Output every line of the data exactly as it appears.

((

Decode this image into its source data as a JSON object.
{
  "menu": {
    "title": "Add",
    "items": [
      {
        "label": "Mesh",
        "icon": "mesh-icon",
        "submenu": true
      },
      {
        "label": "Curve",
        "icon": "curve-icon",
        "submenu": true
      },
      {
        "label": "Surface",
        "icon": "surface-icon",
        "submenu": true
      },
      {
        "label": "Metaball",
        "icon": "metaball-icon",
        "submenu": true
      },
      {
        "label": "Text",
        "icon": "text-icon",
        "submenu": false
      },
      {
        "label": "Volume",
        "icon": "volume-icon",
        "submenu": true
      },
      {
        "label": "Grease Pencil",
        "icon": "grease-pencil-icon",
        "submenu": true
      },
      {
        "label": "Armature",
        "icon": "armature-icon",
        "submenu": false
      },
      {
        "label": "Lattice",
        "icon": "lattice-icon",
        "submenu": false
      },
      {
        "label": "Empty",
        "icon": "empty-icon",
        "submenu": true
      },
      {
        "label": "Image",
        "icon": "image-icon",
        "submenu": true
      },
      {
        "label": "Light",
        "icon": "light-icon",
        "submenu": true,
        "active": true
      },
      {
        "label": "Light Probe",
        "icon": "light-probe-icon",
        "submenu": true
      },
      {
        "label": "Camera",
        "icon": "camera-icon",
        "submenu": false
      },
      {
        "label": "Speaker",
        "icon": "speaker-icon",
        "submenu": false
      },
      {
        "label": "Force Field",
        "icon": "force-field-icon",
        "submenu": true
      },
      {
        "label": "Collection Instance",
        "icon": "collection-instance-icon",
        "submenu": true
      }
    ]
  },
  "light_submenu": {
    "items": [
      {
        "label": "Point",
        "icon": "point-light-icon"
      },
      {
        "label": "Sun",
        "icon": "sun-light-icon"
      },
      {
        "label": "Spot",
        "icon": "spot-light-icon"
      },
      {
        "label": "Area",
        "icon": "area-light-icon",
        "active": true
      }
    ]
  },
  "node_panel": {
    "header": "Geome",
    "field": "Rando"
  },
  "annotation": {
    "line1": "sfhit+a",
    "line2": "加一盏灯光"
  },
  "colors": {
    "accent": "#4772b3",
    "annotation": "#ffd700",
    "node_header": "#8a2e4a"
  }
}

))

» SOLUTION TO THIS EXERCISE
Decode this image into its source data as a JSON object.
{
  "menu": {
    "title": "Add",
    "items": [
      {
        "label": "Mesh",
        "icon": "mesh-icon",
        "submenu": true
      },
      {
        "label": "Curve",
        "icon": "curve-icon",
        "submenu": true
      },
      {
        "label": "Surface",
        "icon": "surface-icon",
        "submenu": true
      },
      {
        "label": "Metaball",
        "icon": "metaball-icon",
        "submenu": true
      },
      {
        "label": "Text",
        "icon": "text-icon",
        "submenu": false
      },
      {
        "label": "Volume",
        "icon": "volume-icon",
        "submenu": true
      },
      {
        "label": "Grease Pencil",
        "icon": "grease-pencil-icon",
        "submenu": true
      },
      {
        "label": "Armature",
        "icon": "armature-icon",
        "submenu": false
      },
      {
        "label": "Lattice",
        "icon": "lattice-icon",
        "submenu": false
      },
      {
        "label": "Empty",
        "icon": "empty-icon",
        "submenu": true
      },
      {
        "label": "Image",
        "icon": "image-icon",
        "submenu": true
      },
      {
        "label": "Light",
        "icon": "light-icon",
        "submenu": true,
        "active": true
      },
      {
        "label": "Light Probe",
        "icon": "light-probe-icon",
        "submenu": true
      },
      {
        "label": "Camera",
        "icon": "camera-icon",
        "submenu": false
      },
      {
        "label": "Speaker",
        "icon": "speaker-icon",
        "submenu": false
      },
      {
        "label": "Force Field",
        "icon": "force-field-icon",
        "submenu": true
      },
      {
        "label": "Collection Instance",
        "icon": "collection-instance-icon",
        "submenu": true
      }
    ]
  },
  "light_submenu": {
    "items": [
      {
        "label": "Point",
        "icon": "point-light-icon"
      },
      {
        "label": "Sun",
        "icon": "sun-light-icon"
      },
      {
        "label": "Spot",
        "icon": "spot-light-icon"
      },
      {
        "label": "Area",
        "icon": "area-light-icon",
        "active": true
      }
    ]
  },
  "node_panel": {
    "header": "Geome",
    "field": "Rando"
  },
  "annotation": {
    "line1": "sfhit+a",
    "line2": "加一盏灯光"
  },
  "colors": {
    "accent": "#4772b3",
    "annotation": "#ffd700",
    "node_header": "#8a2e4a"
  }
}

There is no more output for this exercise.